=== Your assignment ===
Report how many lines below contain the word "Failures", giving the number and no other words.

=== Data provided ===
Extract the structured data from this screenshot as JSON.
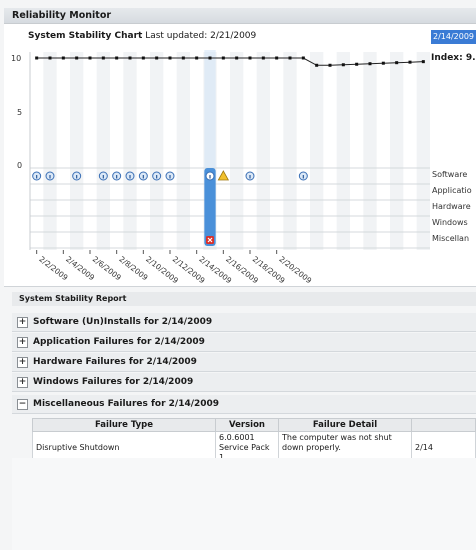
{
  "window": {
    "title": "Reliability Monitor"
  },
  "chart": {
    "title": "System Stability Chart",
    "updated": "Last updated: 2/21/2009",
    "selected_date": "2/14/2009",
    "index_label": "Index: 9.",
    "y_ticks": [
      "10",
      "5",
      "0"
    ],
    "row_labels": [
      "Software",
      "Applicatio",
      "Hardware",
      "Windows",
      "Miscellan"
    ],
    "date_labels": [
      "2/2/2009",
      "2/4/2009",
      "2/6/2009",
      "2/8/2009",
      "2/10/2009",
      "2/12/2009",
      "2/14/2009",
      "2/16/2009",
      "2/18/2009",
      "2/20/2009"
    ],
    "stability_index": [
      10,
      10,
      10,
      10,
      10,
      10,
      10,
      10,
      10,
      10,
      10,
      10,
      10,
      10,
      10,
      10,
      10,
      10,
      10,
      10,
      10,
      9.3,
      9.3,
      9.35,
      9.4,
      9.45,
      9.5,
      9.55,
      9.6,
      9.65
    ],
    "software_event_columns": [
      0,
      1,
      3,
      5,
      6,
      7,
      8,
      9,
      10,
      13,
      16,
      20
    ],
    "warning_column": 14,
    "error_column": 13,
    "selected_column": 13
  },
  "report": {
    "header": "System Stability Report",
    "sections": [
      {
        "label": "Software (Un)Installs for 2/14/2009",
        "toggle": "+"
      },
      {
        "label": "Application Failures for 2/14/2009",
        "toggle": "+"
      },
      {
        "label": "Hardware Failures for 2/14/2009",
        "toggle": "+"
      },
      {
        "label": "Windows Failures for 2/14/2009",
        "toggle": "+"
      },
      {
        "label": "Miscellaneous Failures for 2/14/2009",
        "toggle": "−"
      }
    ],
    "table": {
      "headers": [
        "Failure Type",
        "Version",
        "Failure Detail",
        ""
      ],
      "rows": [
        [
          "Disruptive Shutdown",
          "6.0.6001 Service Pack 1",
          "The computer was not shut down properly.",
          "2/14"
        ]
      ]
    }
  },
  "colors": {
    "accent": "#3a7bd5",
    "selection": "#4a90d9"
  }
}
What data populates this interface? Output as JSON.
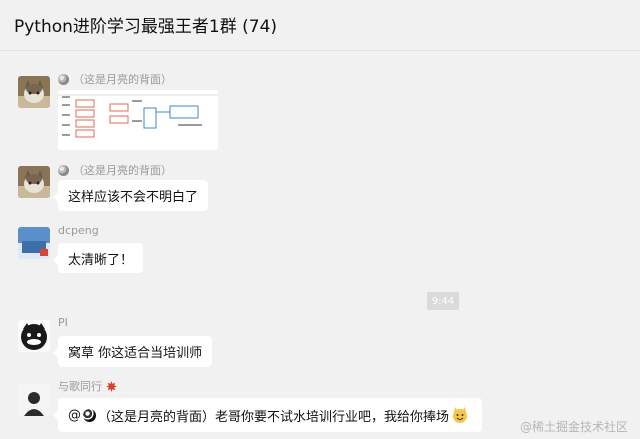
{
  "header": {
    "title": "Python进阶学习最强王者1群 (74)"
  },
  "messages": [
    {
      "sender": "（这是月亮的背面）",
      "type": "image"
    },
    {
      "sender": "（这是月亮的背面）",
      "text": "这样应该不会不明白了"
    },
    {
      "sender": "dcpeng",
      "text": "太清晰了！"
    },
    {
      "time": "9:44"
    },
    {
      "sender": "PI",
      "text": "窝草  你这适合当培训师"
    },
    {
      "sender": "与歌同行",
      "mention": "@",
      "mention_name": "（这是月亮的背面）",
      "text": " 老哥你要不试水培训行业吧，我给你捧场"
    }
  ],
  "watermark": "@稀土掘金技术社区",
  "colors": {
    "background": "#f1f1f1",
    "bubble": "#ffffff",
    "sender_text": "#9a9a9a"
  }
}
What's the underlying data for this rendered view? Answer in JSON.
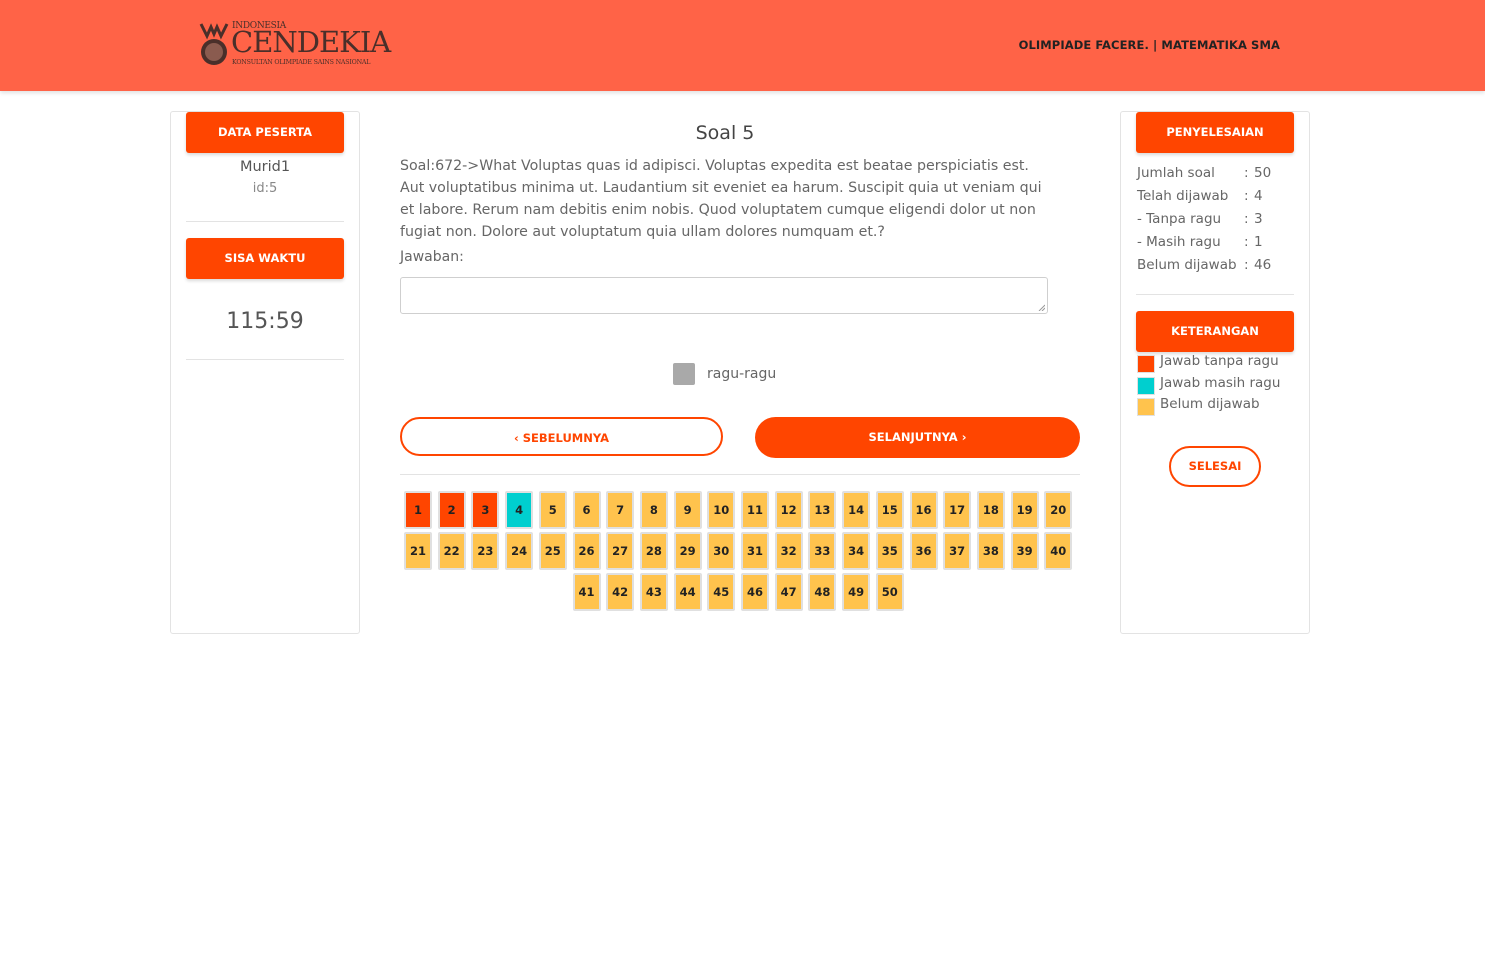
{
  "header": {
    "logo": {
      "top": "INDONESIA",
      "main": "CENDEKIA",
      "sub": "KONSULTAN OLIMPIADE SAINS NASIONAL"
    },
    "title": "OLIMPIADE FACERE. | MATEMATIKA SMA",
    "bg_color": "#ff6347"
  },
  "left": {
    "participant_heading": "DATA PESERTA",
    "participant_name": "Murid1",
    "participant_id": "id:5",
    "timer_heading": "SISA WAKTU",
    "timer_value": "115:59"
  },
  "question": {
    "title": "Soal 5",
    "text": "Soal:672->What Voluptas quas id adipisci. Voluptas expedita est beatae perspiciatis est. Aut voluptatibus minima ut. Laudantium sit eveniet ea harum. Suscipit quia ut veniam qui et labore. Rerum nam debitis enim nobis. Quod voluptatem cumque eligendi dolor ut non fugiat non. Dolore aut voluptatum quia ullam dolores numquam et.?",
    "answer_label": "Jawaban:",
    "answer_value": "",
    "doubt_label": "ragu-ragu",
    "prev_label": "SEBELUMNYA",
    "next_label": "SELANJUTNYA"
  },
  "colors": {
    "answered": "#ff4500",
    "doubt": "#00cfcf",
    "unanswered": "#ffc34d",
    "accent": "#ff4500"
  },
  "question_numbers": [
    {
      "n": "1",
      "status": "answered"
    },
    {
      "n": "2",
      "status": "answered"
    },
    {
      "n": "3",
      "status": "answered"
    },
    {
      "n": "4",
      "status": "doubt"
    },
    {
      "n": "5",
      "status": "unanswered"
    },
    {
      "n": "6",
      "status": "unanswered"
    },
    {
      "n": "7",
      "status": "unanswered"
    },
    {
      "n": "8",
      "status": "unanswered"
    },
    {
      "n": "9",
      "status": "unanswered"
    },
    {
      "n": "10",
      "status": "unanswered"
    },
    {
      "n": "11",
      "status": "unanswered"
    },
    {
      "n": "12",
      "status": "unanswered"
    },
    {
      "n": "13",
      "status": "unanswered"
    },
    {
      "n": "14",
      "status": "unanswered"
    },
    {
      "n": "15",
      "status": "unanswered"
    },
    {
      "n": "16",
      "status": "unanswered"
    },
    {
      "n": "17",
      "status": "unanswered"
    },
    {
      "n": "18",
      "status": "unanswered"
    },
    {
      "n": "19",
      "status": "unanswered"
    },
    {
      "n": "20",
      "status": "unanswered"
    },
    {
      "n": "21",
      "status": "unanswered"
    },
    {
      "n": "22",
      "status": "unanswered"
    },
    {
      "n": "23",
      "status": "unanswered"
    },
    {
      "n": "24",
      "status": "unanswered"
    },
    {
      "n": "25",
      "status": "unanswered"
    },
    {
      "n": "26",
      "status": "unanswered"
    },
    {
      "n": "27",
      "status": "unanswered"
    },
    {
      "n": "28",
      "status": "unanswered"
    },
    {
      "n": "29",
      "status": "unanswered"
    },
    {
      "n": "30",
      "status": "unanswered"
    },
    {
      "n": "31",
      "status": "unanswered"
    },
    {
      "n": "32",
      "status": "unanswered"
    },
    {
      "n": "33",
      "status": "unanswered"
    },
    {
      "n": "34",
      "status": "unanswered"
    },
    {
      "n": "35",
      "status": "unanswered"
    },
    {
      "n": "36",
      "status": "unanswered"
    },
    {
      "n": "37",
      "status": "unanswered"
    },
    {
      "n": "38",
      "status": "unanswered"
    },
    {
      "n": "39",
      "status": "unanswered"
    },
    {
      "n": "40",
      "status": "unanswered"
    },
    {
      "n": "41",
      "status": "unanswered"
    },
    {
      "n": "42",
      "status": "unanswered"
    },
    {
      "n": "43",
      "status": "unanswered"
    },
    {
      "n": "44",
      "status": "unanswered"
    },
    {
      "n": "45",
      "status": "unanswered"
    },
    {
      "n": "46",
      "status": "unanswered"
    },
    {
      "n": "47",
      "status": "unanswered"
    },
    {
      "n": "48",
      "status": "unanswered"
    },
    {
      "n": "49",
      "status": "unanswered"
    },
    {
      "n": "50",
      "status": "unanswered"
    }
  ],
  "right": {
    "progress_heading": "PENYELESAIAN",
    "stats": [
      {
        "label": "Jumlah soal",
        "value": "50"
      },
      {
        "label": "Telah dijawab",
        "value": "4"
      },
      {
        "label": "- Tanpa ragu",
        "value": "3"
      },
      {
        "label": "- Masih ragu",
        "value": "1"
      },
      {
        "label": "Belum dijawab",
        "value": "46"
      }
    ],
    "legend_heading": "KETERANGAN",
    "legend": [
      {
        "label": "Jawab tanpa ragu",
        "status": "answered"
      },
      {
        "label": "Jawab masih ragu",
        "status": "doubt"
      },
      {
        "label": "Belum dijawab",
        "status": "unanswered"
      }
    ],
    "finish_label": "SELESAI"
  }
}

=== Exercise solution ===
4